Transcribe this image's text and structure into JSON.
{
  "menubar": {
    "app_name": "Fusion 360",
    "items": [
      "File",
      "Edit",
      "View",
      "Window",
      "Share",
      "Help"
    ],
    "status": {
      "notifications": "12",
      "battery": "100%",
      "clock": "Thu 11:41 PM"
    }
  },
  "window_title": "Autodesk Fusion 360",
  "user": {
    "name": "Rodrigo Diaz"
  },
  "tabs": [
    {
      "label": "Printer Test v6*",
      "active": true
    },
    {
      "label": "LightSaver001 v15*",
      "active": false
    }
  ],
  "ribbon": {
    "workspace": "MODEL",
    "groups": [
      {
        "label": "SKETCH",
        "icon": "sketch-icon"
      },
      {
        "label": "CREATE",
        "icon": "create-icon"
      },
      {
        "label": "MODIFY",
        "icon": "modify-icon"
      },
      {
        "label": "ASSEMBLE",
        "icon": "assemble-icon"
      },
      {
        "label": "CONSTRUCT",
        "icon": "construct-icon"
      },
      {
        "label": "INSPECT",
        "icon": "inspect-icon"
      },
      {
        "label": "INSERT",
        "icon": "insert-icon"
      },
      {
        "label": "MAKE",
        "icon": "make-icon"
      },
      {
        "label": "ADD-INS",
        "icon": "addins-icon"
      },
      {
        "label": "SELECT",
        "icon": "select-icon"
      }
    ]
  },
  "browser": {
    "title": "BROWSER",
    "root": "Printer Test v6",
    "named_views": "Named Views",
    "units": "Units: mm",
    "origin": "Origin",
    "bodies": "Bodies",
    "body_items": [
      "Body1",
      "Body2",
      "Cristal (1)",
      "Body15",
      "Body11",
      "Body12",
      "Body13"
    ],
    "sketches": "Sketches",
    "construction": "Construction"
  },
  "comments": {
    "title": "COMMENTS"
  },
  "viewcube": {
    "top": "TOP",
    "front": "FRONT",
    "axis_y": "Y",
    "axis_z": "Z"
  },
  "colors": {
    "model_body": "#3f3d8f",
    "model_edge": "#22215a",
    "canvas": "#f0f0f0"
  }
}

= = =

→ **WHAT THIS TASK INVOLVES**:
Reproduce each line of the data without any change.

→ **TASK SOLUTION**:
Transcribe this image's text and structure into JSON.
{
  "menubar": {
    "app_name": "Fusion 360",
    "items": [
      "File",
      "Edit",
      "View",
      "Window",
      "Share",
      "Help"
    ],
    "status": {
      "notifications": "12",
      "battery": "100%",
      "clock": "Thu 11:41 PM"
    }
  },
  "window_title": "Autodesk Fusion 360",
  "user": {
    "name": "Rodrigo Diaz"
  },
  "tabs": [
    {
      "label": "Printer Test v6*",
      "active": true
    },
    {
      "label": "LightSaver001 v15*",
      "active": false
    }
  ],
  "ribbon": {
    "workspace": "MODEL",
    "groups": [
      {
        "label": "SKETCH",
        "icon": "sketch-icon"
      },
      {
        "label": "CREATE",
        "icon": "create-icon"
      },
      {
        "label": "MODIFY",
        "icon": "modify-icon"
      },
      {
        "label": "ASSEMBLE",
        "icon": "assemble-icon"
      },
      {
        "label": "CONSTRUCT",
        "icon": "construct-icon"
      },
      {
        "label": "INSPECT",
        "icon": "inspect-icon"
      },
      {
        "label": "INSERT",
        "icon": "insert-icon"
      },
      {
        "label": "MAKE",
        "icon": "make-icon"
      },
      {
        "label": "ADD-INS",
        "icon": "addins-icon"
      },
      {
        "label": "SELECT",
        "icon": "select-icon"
      }
    ]
  },
  "browser": {
    "title": "BROWSER",
    "root": "Printer Test v6",
    "named_views": "Named Views",
    "units": "Units: mm",
    "origin": "Origin",
    "bodies": "Bodies",
    "body_items": [
      "Body1",
      "Body2",
      "Cristal (1)",
      "Body15",
      "Body11",
      "Body12",
      "Body13"
    ],
    "sketches": "Sketches",
    "construction": "Construction"
  },
  "comments": {
    "title": "COMMENTS"
  },
  "viewcube": {
    "top": "TOP",
    "front": "FRONT",
    "axis_y": "Y",
    "axis_z": "Z"
  },
  "colors": {
    "model_body": "#3f3d8f",
    "model_edge": "#22215a",
    "canvas": "#f0f0f0"
  }
}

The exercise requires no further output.